Media Round Up: February 2nd

Happy Friday! Welcome to our Media Round Up. Each week we’re collecting and sharing our favorite gender + politics stories. Here’s what caught our eye this week:

Iowa Caucus Results 2020

The New York Times

In the first contest of the 2020 presidential election, Pete Buttigieg and Bernie Sanders have come out on top. Buttigieg narrowly leads in total delegates awarded, while Sanders captured a great share of the popular vote. Elizabeth Warren finished third, followed by Joe Biden then Amy Klobuchar. Interested in a gender analysis of the caucus? Check out this breakdown of who women supported.

You can read the full article here.

Female surrogates make the case for candidates’ electability and appeal across Iowa

Errin Haines, The Washington Post

Across Iowa, women have been stepping up on the trail. Democratic strategist Donna Brazile said the increased participation of woman surrogates is new this year.  “In the past, only a handful of women, including spouses, could command the floor,” Brazile said. “Now, we see evidence that women will claim our seats at the table, not only as candidates, or spouses, but chief surrogates and political strategists.”

You can read the full article here.

Democratic women are once again wearing all white to the State of the Union

Terry Nguyen, Vox

Democratic women arrived to this year’s State of the Union in all-white attire, a reference to the white outfits worn by suffragists. The dress code celebrates the 100th anniversary of the 19th Amendment, which gave some women the right to vote. Some congresswomen also wore green “ERA YES!” buttons to celebrate recent efforts to pass the Equal Rights Amendment. The sea of white outfits left a clear picture: Democratic women are strong, united, and persistent.

You can read the full article here.

Why New Mexico Elects More Women Of Color Than The Rest Of The Country

Amelia Thomson-DeVeaux and Meredith Conroy, FiveThirtyEight

When it comes to political leadership from women of color, New Mexico has always led the country.
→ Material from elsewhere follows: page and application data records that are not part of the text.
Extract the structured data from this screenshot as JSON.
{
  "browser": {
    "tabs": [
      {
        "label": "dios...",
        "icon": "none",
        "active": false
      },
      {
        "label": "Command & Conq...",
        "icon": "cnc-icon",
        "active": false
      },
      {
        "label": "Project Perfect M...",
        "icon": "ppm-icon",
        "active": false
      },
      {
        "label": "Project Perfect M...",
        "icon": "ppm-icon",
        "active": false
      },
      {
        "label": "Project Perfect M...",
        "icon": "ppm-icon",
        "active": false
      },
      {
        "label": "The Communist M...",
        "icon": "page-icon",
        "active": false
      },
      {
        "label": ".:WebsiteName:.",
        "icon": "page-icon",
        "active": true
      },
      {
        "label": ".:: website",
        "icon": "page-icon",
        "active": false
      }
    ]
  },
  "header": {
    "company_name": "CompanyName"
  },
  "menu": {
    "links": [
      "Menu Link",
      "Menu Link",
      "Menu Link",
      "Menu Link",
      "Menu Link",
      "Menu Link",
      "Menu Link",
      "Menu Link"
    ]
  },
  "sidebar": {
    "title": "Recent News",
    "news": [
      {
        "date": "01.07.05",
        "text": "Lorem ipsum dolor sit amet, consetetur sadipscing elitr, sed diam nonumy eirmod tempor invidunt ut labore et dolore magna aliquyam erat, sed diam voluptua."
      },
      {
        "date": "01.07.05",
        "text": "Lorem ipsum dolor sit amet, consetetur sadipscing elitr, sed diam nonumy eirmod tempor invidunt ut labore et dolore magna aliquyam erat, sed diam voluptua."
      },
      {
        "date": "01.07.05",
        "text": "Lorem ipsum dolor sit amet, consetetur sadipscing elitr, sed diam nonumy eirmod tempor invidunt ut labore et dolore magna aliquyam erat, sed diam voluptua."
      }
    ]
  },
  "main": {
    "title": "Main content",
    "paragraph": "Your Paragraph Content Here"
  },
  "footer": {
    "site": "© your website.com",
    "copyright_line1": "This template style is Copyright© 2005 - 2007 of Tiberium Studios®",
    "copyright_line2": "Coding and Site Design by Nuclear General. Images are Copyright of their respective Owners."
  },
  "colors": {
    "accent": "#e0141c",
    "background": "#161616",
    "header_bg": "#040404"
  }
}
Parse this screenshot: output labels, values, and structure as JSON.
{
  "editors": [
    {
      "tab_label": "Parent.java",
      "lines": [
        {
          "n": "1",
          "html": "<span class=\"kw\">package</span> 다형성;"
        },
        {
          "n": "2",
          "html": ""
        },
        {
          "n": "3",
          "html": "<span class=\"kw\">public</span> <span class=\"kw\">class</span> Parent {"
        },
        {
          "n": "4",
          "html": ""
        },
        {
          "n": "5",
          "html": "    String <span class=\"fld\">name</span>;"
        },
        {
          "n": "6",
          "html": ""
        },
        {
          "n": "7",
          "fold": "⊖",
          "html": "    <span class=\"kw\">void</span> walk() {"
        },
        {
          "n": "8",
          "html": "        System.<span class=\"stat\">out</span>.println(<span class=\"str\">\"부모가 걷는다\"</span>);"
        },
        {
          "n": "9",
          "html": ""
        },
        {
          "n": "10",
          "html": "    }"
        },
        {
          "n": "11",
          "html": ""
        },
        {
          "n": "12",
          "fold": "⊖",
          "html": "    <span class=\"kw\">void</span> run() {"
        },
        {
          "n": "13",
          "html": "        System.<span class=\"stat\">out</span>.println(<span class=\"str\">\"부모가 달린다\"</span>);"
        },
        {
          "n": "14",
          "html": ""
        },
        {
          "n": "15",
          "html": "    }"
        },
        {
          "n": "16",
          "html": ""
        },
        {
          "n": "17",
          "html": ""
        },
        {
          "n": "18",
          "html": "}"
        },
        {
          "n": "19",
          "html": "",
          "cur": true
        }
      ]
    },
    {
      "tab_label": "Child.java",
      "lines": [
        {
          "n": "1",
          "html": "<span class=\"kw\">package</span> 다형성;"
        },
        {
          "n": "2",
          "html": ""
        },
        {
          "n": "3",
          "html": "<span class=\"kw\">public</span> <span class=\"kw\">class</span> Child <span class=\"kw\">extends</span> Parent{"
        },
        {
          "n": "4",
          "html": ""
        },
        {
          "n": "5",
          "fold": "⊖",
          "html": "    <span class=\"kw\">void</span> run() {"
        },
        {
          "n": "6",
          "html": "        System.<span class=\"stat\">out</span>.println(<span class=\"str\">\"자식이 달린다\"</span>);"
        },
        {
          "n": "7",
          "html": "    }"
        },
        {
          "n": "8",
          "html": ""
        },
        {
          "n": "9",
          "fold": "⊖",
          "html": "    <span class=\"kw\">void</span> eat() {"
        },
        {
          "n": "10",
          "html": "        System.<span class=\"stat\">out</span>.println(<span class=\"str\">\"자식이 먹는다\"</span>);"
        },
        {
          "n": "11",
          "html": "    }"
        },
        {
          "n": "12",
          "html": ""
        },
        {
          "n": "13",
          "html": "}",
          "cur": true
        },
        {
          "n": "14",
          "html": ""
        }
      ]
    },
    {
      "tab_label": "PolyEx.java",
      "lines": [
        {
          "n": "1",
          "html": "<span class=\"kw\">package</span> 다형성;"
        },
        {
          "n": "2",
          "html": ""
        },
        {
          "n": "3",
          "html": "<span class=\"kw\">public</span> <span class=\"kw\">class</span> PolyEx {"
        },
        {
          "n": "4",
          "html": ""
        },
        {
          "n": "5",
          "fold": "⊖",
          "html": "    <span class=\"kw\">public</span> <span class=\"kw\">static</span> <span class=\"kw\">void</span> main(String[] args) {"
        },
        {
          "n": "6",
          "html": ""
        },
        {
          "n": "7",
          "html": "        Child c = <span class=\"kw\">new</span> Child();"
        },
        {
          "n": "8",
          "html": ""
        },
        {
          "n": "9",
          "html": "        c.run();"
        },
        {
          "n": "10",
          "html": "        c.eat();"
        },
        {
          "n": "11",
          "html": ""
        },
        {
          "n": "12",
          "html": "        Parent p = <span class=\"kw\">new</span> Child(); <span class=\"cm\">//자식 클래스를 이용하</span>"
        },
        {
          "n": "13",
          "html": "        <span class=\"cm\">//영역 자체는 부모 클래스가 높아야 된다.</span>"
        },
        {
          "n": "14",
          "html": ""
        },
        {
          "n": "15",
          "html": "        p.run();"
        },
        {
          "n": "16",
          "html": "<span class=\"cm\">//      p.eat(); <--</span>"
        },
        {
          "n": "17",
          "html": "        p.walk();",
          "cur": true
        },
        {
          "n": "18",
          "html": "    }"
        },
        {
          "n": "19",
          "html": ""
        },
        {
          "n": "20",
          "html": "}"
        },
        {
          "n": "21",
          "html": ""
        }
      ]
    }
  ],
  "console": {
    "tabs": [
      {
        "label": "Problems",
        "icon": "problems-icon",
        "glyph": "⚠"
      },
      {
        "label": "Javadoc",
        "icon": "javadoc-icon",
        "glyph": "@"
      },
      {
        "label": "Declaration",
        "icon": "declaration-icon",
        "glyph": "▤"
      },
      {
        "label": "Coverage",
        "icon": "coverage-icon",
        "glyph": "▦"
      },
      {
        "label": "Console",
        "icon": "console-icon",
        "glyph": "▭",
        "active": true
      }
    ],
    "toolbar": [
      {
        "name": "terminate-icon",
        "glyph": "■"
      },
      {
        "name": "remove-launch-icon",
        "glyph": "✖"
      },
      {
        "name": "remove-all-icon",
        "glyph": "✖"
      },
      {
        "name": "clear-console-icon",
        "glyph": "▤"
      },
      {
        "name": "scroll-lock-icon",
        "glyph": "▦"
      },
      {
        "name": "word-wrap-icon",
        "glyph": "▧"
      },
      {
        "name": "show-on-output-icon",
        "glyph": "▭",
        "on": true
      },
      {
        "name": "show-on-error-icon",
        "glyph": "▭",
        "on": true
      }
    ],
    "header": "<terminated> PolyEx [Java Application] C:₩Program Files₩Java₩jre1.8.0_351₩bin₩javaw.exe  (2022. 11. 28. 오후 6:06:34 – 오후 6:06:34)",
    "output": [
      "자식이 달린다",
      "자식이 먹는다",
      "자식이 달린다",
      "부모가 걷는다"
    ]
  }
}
There are four main factors which help the prospects of women of color: a long history of women of color serving in lower-level statewide offices, large shares of Latinos and Native Americans in the state electorate, shifting political winds that have turned the state bluer, and a recent concerted effort to get more women of color to run for office. While New Mexico is ahead of the curve, don’t worry – other states are catching up.

You can read the full article here.

Are Today’s Politics Reminiscent Of Yesterday’s?

Jamilah Lemieux, Essence

50 years after the inaugural issue of Essence, black women are still working diligently to ensure people are treated with fairness and dignity. Jamilah Lemieux highlights some of the women leaders challenging educational inequality, fighting for environmental justice, and protecting voting rights. Take a look at these pioneers who are changing their communities.

You can read the full article here.

 

Five stories not enough? Sign-up for the Women & Politics Institute’s weekly newsletter, the WeLead Reader.

 

Sign Up For Our Newsletter

The countdown to 2020 has begun! Sign up for our newsletter to keep track of all things gender and politics this election cycle.

Join the Conversation